Genesis of the One Ring

Summary of last post:

A long-expected party mirrors The Hobbit and was conceived as the prelude to a story about a descendant of Bilbo Baggins who inherits his magic ring.

Half-way through a second draft of A long-expected party Tolkien breaks off, sets out some notes that establish that the magic ring was made by the Necromancer.

Which is to be read against a reading of the magic ring of The Hobbit (1937), summarized in an earlier post as possessed of a dual function:

On the one hand, a named attribute: (bodily) invisibility; on the other hand, an attribute never named only shown: the magic ring makes a hobbit more recognizably himself.

Now, we can follow the (by no means simple) development of the story in Tolkien’s imagination in three HOME volumes, which reveal that it took our author well over a year to feel his way into his story and see clearly what it was he was writing. It is for this reason that I have described the new hobbit story in this period as simply extending the ghost index of The Hobbit. Nevertheless, the ideas brought to light by the two decisions made in the first week or weeks of writing are so powerful that I wonder if almost all the ideas it took Tolkien another decade to work through are not contained within them.

We stand at the edge of a precipice. Let me reiterate the two basic ideas brought into play at the very beginning of 1938.

A magic ring that reveals people’s essential nature is moved from stage-machinery to center stage.

The magic ring is imagined as made by the Necromancer.

The first idea is highly abstract. An instrument of story-vision, a mirror that reveals but is itself unseen, becomes the subject of the story. Here is a strange revolution of vision, a revolution of subject and object, with peculiar consequences.

The second idea is steeped in far-reaching significance, for the Necromancer had acquired many meanings in Tolkien’s thought and writings by early 1938. If no means simple, this maker is at least quite concrete. 

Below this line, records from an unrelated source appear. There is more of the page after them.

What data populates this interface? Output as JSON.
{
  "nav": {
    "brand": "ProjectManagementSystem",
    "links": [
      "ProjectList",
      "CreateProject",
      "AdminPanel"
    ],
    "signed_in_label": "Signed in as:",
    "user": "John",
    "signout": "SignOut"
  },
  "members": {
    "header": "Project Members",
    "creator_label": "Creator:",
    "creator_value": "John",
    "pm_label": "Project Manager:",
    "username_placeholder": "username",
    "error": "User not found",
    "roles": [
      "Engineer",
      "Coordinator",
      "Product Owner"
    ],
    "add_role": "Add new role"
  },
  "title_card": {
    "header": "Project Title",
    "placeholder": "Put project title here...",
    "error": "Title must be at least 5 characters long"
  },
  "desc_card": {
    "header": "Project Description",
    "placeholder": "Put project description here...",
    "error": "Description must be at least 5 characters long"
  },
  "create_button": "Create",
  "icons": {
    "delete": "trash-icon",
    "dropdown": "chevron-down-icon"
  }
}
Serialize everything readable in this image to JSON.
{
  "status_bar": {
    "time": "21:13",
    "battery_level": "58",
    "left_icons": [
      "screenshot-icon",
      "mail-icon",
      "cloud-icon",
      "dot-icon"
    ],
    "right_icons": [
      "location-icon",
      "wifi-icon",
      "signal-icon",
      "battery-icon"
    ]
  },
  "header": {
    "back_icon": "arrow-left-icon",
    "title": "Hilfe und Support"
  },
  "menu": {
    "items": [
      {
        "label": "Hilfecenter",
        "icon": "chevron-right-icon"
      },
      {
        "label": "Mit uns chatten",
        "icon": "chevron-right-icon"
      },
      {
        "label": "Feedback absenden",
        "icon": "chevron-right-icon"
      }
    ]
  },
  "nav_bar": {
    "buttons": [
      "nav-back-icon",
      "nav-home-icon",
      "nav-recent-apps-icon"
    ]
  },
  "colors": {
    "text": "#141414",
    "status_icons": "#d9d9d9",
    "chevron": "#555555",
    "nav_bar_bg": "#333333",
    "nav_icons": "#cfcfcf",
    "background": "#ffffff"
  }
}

As the concrete is easier to outline, the next two post (here and here) deal with Tolkien’s second idea and only once the ground that Tolkien stepped onto becomes clear will I turn to the revolution in story vision that is found at the very beginning of the sequel (here and here).